= Source data =

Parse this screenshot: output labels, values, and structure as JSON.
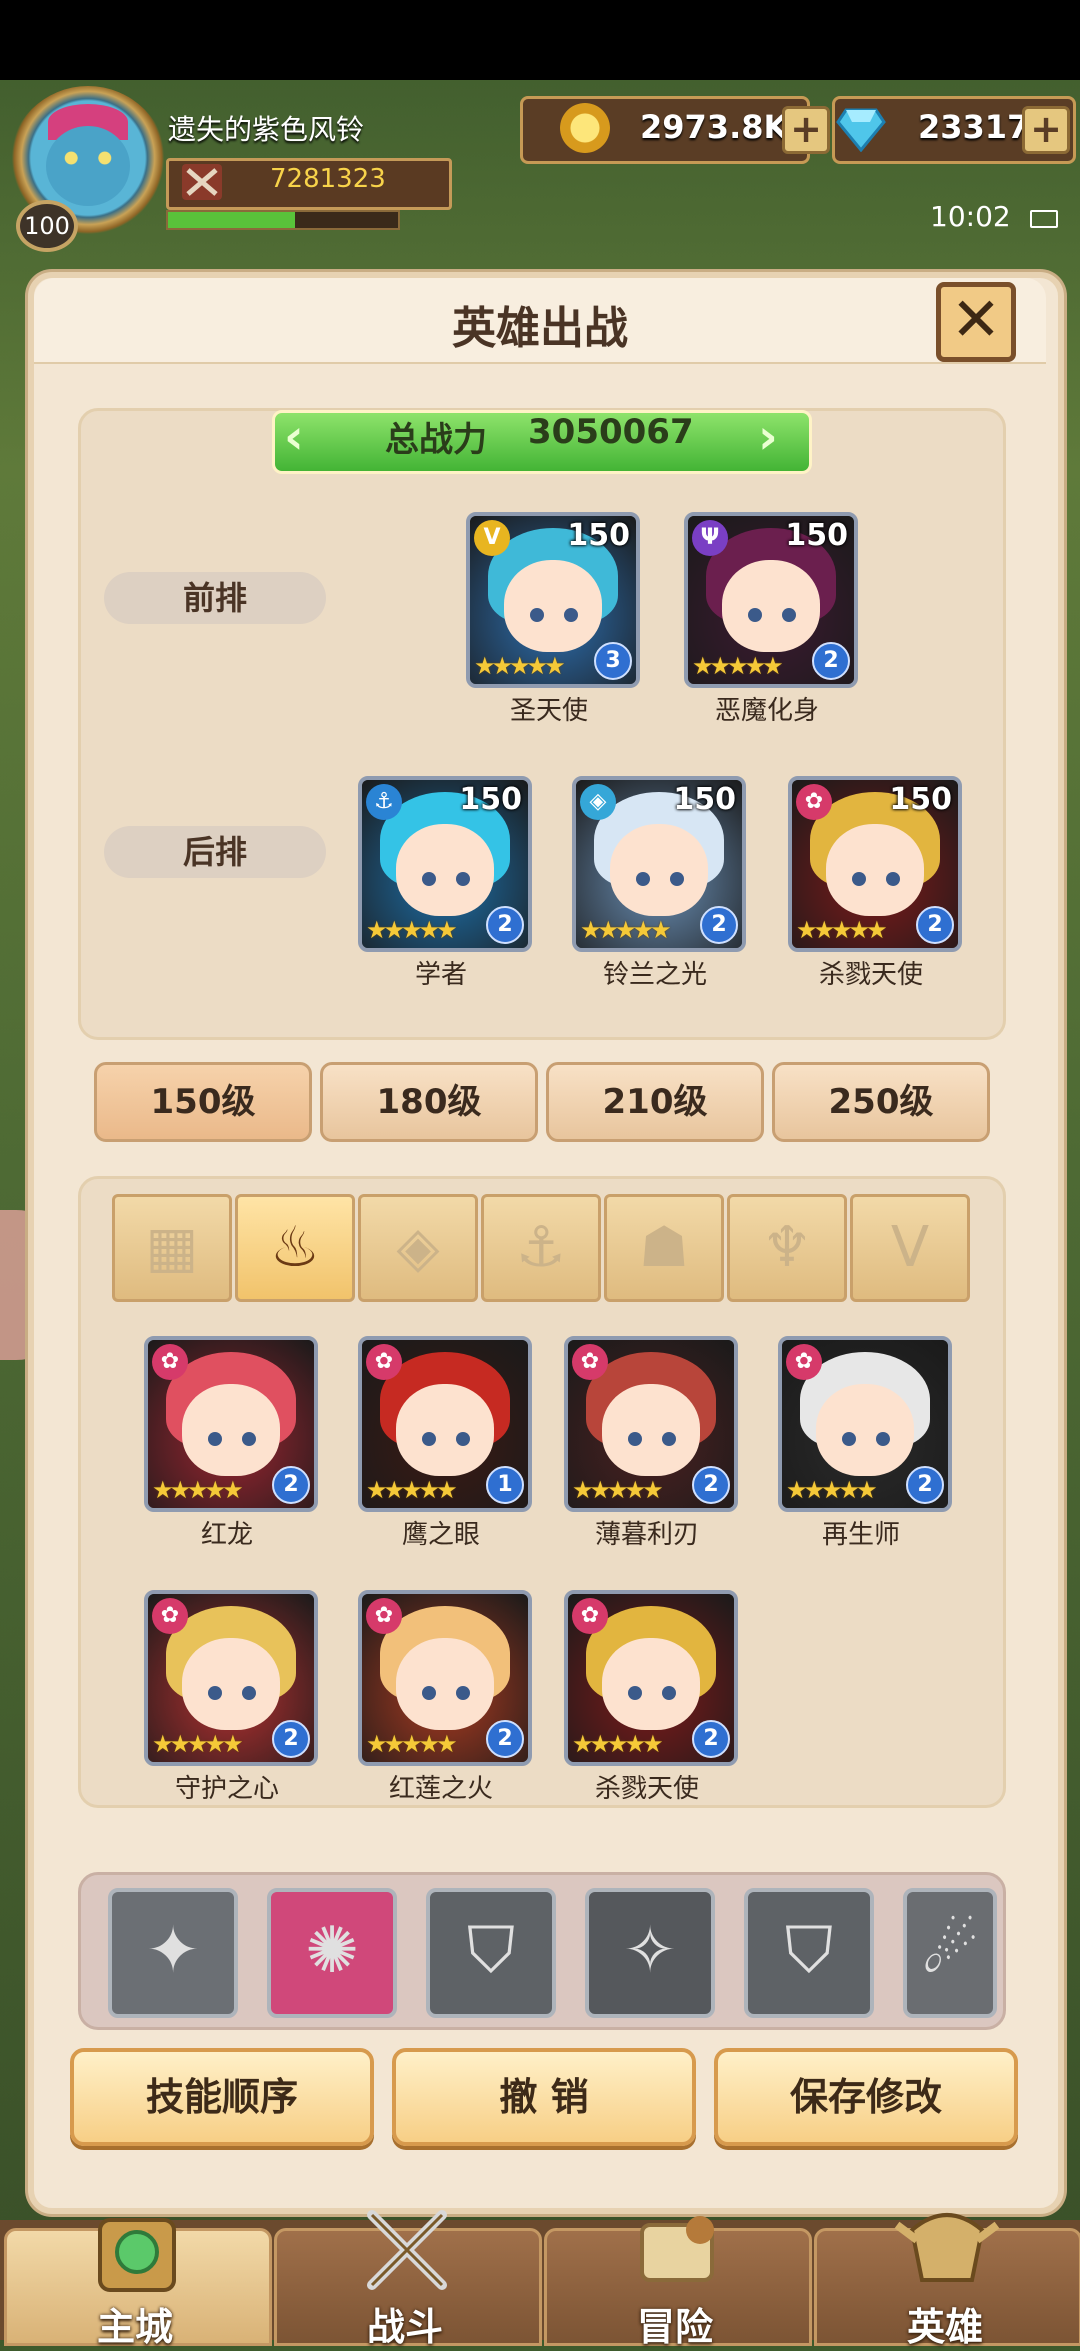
{
  "player": {
    "name": "遗失的紫色风铃",
    "level": "100",
    "power": "7281323",
    "xp_fraction": 0.55
  },
  "currency": {
    "gold": "2973.8K",
    "gems": "23317"
  },
  "status": {
    "time": "10:02"
  },
  "panel": {
    "title": "英雄出战",
    "close_label": "✕"
  },
  "formation": {
    "total_power_label": "总战力",
    "total_power_value": "3050067",
    "front_label": "前排",
    "back_label": "后排",
    "front": [
      {
        "name": "圣天使",
        "level": "150",
        "stars": "★★★★★",
        "rank": "3",
        "faction": "V",
        "faction_color": "#e8b520",
        "hair": "#3fb9d8",
        "bg": "#2d6fb0"
      },
      {
        "name": "恶魔化身",
        "level": "150",
        "stars": "★★★★★",
        "rank": "2",
        "faction": "Ψ",
        "faction_color": "#7a3fc4",
        "hair": "#6b1f4e",
        "bg": "#3b1a30"
      }
    ],
    "back": [
      {
        "name": "学者",
        "level": "150",
        "stars": "★★★★★",
        "rank": "2",
        "faction": "⚓",
        "faction_color": "#2a84d4",
        "hair": "#34c3e6",
        "bg": "#1e6fa8"
      },
      {
        "name": "铃兰之光",
        "level": "150",
        "stars": "★★★★★",
        "rank": "2",
        "faction": "◈",
        "faction_color": "#35a7d8",
        "hair": "#d7e6f4",
        "bg": "#6a8fb5"
      },
      {
        "name": "杀戮天使",
        "level": "150",
        "stars": "★★★★★",
        "rank": "2",
        "faction": "✿",
        "faction_color": "#d63a6a",
        "hair": "#e2b53f",
        "bg": "#7c1a1a"
      }
    ]
  },
  "level_tabs": [
    "150级",
    "180级",
    "210级",
    "250级"
  ],
  "filters": [
    {
      "icon": "grid-icon",
      "glyph": "▦"
    },
    {
      "icon": "flame-icon",
      "glyph": "♨"
    },
    {
      "icon": "crystal-icon",
      "glyph": "◈"
    },
    {
      "icon": "anchor-icon",
      "glyph": "⚓"
    },
    {
      "icon": "beast-icon",
      "glyph": "☗"
    },
    {
      "icon": "demon-icon",
      "glyph": "♆"
    },
    {
      "icon": "wing-icon",
      "glyph": "V"
    }
  ],
  "roster": [
    {
      "name": "红龙",
      "stars": "★★★★★",
      "rank": "2",
      "hair": "#e05060",
      "bg": "#9a2530"
    },
    {
      "name": "鹰之眼",
      "stars": "★★★★★",
      "rank": "1",
      "hair": "#c62a22",
      "bg": "#3a1a14"
    },
    {
      "name": "薄暮利刃",
      "stars": "★★★★★",
      "rank": "2",
      "hair": "#b8453a",
      "bg": "#4a2020"
    },
    {
      "name": "再生师",
      "stars": "★★★★★",
      "rank": "2",
      "hair": "#e7e7e7",
      "bg": "#2a2a2a"
    },
    {
      "name": "守护之心",
      "stars": "★★★★★",
      "rank": "2",
      "hair": "#e8c25a",
      "bg": "#b23030"
    },
    {
      "name": "红莲之火",
      "stars": "★★★★★",
      "rank": "2",
      "hair": "#f2c07a",
      "bg": "#a83a20"
    },
    {
      "name": "杀戮天使",
      "stars": "★★★★★",
      "rank": "2",
      "hair": "#e2b53f",
      "bg": "#7c1a1a"
    }
  ],
  "skills": [
    {
      "icon": "wing-skill-icon",
      "glyph": "✦",
      "color": "#6b6f74"
    },
    {
      "icon": "burst-skill-icon",
      "glyph": "✺",
      "color": "#d0487a"
    },
    {
      "icon": "shield-skill-icon",
      "glyph": "⛉",
      "color": "#5e6266"
    },
    {
      "icon": "strike-skill-icon",
      "glyph": "✧",
      "color": "#55585c"
    },
    {
      "icon": "shield-skill-icon",
      "glyph": "⛉",
      "color": "#5e6266"
    },
    {
      "icon": "claw-skill-icon",
      "glyph": "☄",
      "color": "#6a6d71"
    }
  ],
  "actions": {
    "skill_order": "技能顺序",
    "undo": "撤 销",
    "save": "保存修改"
  },
  "nav": {
    "main_city": "主城",
    "battle": "战斗",
    "adventure": "冒险",
    "heroes": "英雄"
  }
}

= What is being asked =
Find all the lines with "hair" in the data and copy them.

= Task response =
        "hair": "#3fb9d8",
        "hair": "#6b1f4e",
        "hair": "#34c3e6",
        "hair": "#d7e6f4",
        "hair": "#e2b53f",
      "hair": "#e05060",
      "hair": "#c62a22",
      "hair": "#b8453a",
      "hair": "#e7e7e7",
      "hair": "#e8c25a",
      "hair": "#f2c07a",
      "hair": "#e2b53f",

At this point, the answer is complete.